Text: Jana Ehrhardt-Joswig
Peter Himsel, Campus Berlin-Buch GmbH
Professor Michael Bader
Head of the lab “Molecular Biology of Peptide Hormones”
Max Delbrück Center
+49 (0)30 9406 2193
Editor, Communications Department
Max Delbrück Center
+49 (0)30 9406 2118
- Max Delbrück Center

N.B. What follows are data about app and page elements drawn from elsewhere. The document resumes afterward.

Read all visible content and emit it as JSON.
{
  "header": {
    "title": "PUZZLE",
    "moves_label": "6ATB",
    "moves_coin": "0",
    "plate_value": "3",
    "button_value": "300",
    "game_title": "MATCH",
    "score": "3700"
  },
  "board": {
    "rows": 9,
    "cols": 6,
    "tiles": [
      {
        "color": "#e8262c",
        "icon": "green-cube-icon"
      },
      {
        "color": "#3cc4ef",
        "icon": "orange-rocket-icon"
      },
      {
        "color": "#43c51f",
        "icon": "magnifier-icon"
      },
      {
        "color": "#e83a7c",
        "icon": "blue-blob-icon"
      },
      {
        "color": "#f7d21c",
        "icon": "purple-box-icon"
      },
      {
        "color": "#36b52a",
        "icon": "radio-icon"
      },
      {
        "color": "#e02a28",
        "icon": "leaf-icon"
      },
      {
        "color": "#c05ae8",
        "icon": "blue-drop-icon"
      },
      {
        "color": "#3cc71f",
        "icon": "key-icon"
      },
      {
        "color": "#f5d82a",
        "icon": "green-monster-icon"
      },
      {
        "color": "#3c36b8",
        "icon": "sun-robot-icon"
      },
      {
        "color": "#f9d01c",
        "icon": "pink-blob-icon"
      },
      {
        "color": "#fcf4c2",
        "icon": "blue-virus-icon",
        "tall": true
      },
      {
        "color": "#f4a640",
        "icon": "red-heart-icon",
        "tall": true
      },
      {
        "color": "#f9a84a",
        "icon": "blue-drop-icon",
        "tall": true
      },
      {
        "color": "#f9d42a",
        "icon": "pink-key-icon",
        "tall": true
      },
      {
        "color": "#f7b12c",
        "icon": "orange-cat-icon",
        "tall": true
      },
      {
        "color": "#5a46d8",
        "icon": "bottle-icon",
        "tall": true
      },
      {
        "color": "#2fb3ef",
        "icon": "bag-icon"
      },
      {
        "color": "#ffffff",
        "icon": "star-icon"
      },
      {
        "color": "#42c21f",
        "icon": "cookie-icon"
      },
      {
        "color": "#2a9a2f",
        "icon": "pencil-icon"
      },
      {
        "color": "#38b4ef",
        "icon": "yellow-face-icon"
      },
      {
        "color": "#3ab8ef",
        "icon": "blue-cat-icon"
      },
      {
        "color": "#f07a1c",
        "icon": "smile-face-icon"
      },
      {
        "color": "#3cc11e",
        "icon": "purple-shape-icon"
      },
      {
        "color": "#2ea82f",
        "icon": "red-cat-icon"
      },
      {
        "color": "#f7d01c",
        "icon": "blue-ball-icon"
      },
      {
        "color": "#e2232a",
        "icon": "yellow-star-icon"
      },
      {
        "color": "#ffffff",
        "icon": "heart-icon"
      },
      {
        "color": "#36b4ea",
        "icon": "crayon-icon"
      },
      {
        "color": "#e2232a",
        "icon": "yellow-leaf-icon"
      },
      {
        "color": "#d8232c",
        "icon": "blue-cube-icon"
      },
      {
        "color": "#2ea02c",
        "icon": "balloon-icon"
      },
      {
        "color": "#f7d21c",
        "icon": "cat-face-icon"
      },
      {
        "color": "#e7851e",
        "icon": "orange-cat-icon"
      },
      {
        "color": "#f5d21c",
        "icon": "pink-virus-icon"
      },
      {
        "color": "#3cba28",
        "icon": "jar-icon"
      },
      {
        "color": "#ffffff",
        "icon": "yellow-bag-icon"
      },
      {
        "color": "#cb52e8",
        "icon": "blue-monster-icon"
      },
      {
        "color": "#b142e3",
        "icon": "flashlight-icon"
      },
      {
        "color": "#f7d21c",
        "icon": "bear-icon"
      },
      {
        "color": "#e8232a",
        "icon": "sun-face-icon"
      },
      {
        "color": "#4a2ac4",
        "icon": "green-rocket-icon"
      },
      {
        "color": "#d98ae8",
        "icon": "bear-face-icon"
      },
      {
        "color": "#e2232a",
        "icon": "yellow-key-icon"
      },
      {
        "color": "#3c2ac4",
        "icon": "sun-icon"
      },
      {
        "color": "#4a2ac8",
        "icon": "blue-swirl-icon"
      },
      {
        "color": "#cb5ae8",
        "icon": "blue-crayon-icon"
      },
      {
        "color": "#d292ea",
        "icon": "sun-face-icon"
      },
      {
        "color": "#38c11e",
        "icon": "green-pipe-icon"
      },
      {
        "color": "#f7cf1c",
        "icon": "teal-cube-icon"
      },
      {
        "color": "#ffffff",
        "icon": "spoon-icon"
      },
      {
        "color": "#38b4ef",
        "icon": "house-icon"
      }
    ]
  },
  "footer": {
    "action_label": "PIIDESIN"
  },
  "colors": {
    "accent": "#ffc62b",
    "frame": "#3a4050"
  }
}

The Max Delbrück Center for Molecular Medicine in the Helmholtz Association (Max Delbrück Center) is one of the world’s leading biomedical research institutions. Max Delbrück, a Berlin native, was a Nobel laureate and one of the founders of molecular biology. At the locations in Berlin-Buch and Mitte, researchers from some 70 countries study human biology – investigating the foundations of life from its most elementary building blocks to systems-wide mechanisms. By understanding what regulates or disrupts the dynamic equilibrium of a cell, an organ, or the entire body, we can prevent diseases, diagnose them earlier, and stop their progression with tailored therapies. Patients should be able to benefit as soon as possible from basic research discoveries. This is why the Max Delbrück Center supports spin-off creation and participates in collaborative networks. It works in close partnership with Charité – Universitätsmedizin Berlin in the jointly-run Experimental and Clinical Research Center (ECRC), the Berlin Institute of Health (BIH) at Charité, and the German Center for Cardiovascular Research (DZHK). Founded in 1992, the Max Delbrück Center today employs 1,800 people and is 90 percent funded by the German federal government and 10 percent by the State of Berlin.

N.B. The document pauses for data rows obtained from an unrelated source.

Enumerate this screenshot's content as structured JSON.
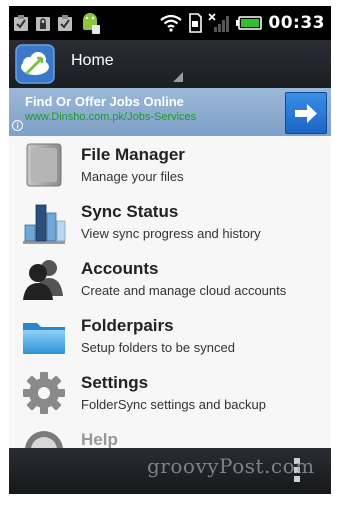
{
  "status_bar": {
    "icons": [
      "clipboard-check-icon",
      "lock-icon",
      "clipboard-check-icon",
      "android-icon",
      "wifi-icon",
      "sd-card-icon",
      "no-signal-icon",
      "battery-icon"
    ],
    "time": "00:33"
  },
  "action_bar": {
    "title": "Home",
    "app_icon": "cloud-sync-icon"
  },
  "ad_banner": {
    "title": "Find Or Offer Jobs Online",
    "url": "www.Dinsho.com.pk/Jobs-Services",
    "info_icon": "info-icon",
    "arrow_icon": "arrow-right-icon"
  },
  "menu": [
    {
      "title": "File Manager",
      "subtitle": "Manage your files",
      "icon": "file-cabinet-icon"
    },
    {
      "title": "Sync Status",
      "subtitle": "View sync progress and history",
      "icon": "bar-chart-icon"
    },
    {
      "title": "Accounts",
      "subtitle": "Create and manage cloud accounts",
      "icon": "users-icon"
    },
    {
      "title": "Folderpairs",
      "subtitle": "Setup folders to be synced",
      "icon": "folder-icon"
    },
    {
      "title": "Settings",
      "subtitle": "FolderSync settings and backup",
      "icon": "gear-icon"
    },
    {
      "title": "Help",
      "subtitle": "",
      "icon": "help-icon"
    }
  ],
  "watermark": "groovyPost.com",
  "colors": {
    "action_bar": "#23272c",
    "ad_background": "#8fb0d2",
    "ad_url": "#1f9a2a",
    "ad_button": "#2b7bd8",
    "list_background": "#f6f6f6"
  }
}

- Leibniz-Forschungsinstitut für Molekulare Pharmakologie (FMP)
- What keeps us healthy, what makes us sick? How does a drug reach the right site of action in the body and thus spare patients from side effects? And how can viruses and bacteria be prevented from entering cells? To answer these questions, researchers at the Leibniz-Forschungsinstitut für Molekulare Pharmakologie (FMP) investigate biochemical processes in the body and study the molecular causes of diseases. Based on these findings, scientists can also specifically search for active substances and thus develop the basis for the medicine of tomorrow. Interdisciplinary teams from the fields of biochemistry, chemistry, physics, and medicine work together in a unique working environment on the Campus Berlin-Buch.The FMP is part of the Forschungsverbund Berlin e.V. (FVB), which legally represents seven non-university research institutes - members of the Leibniz Association - in Berlin.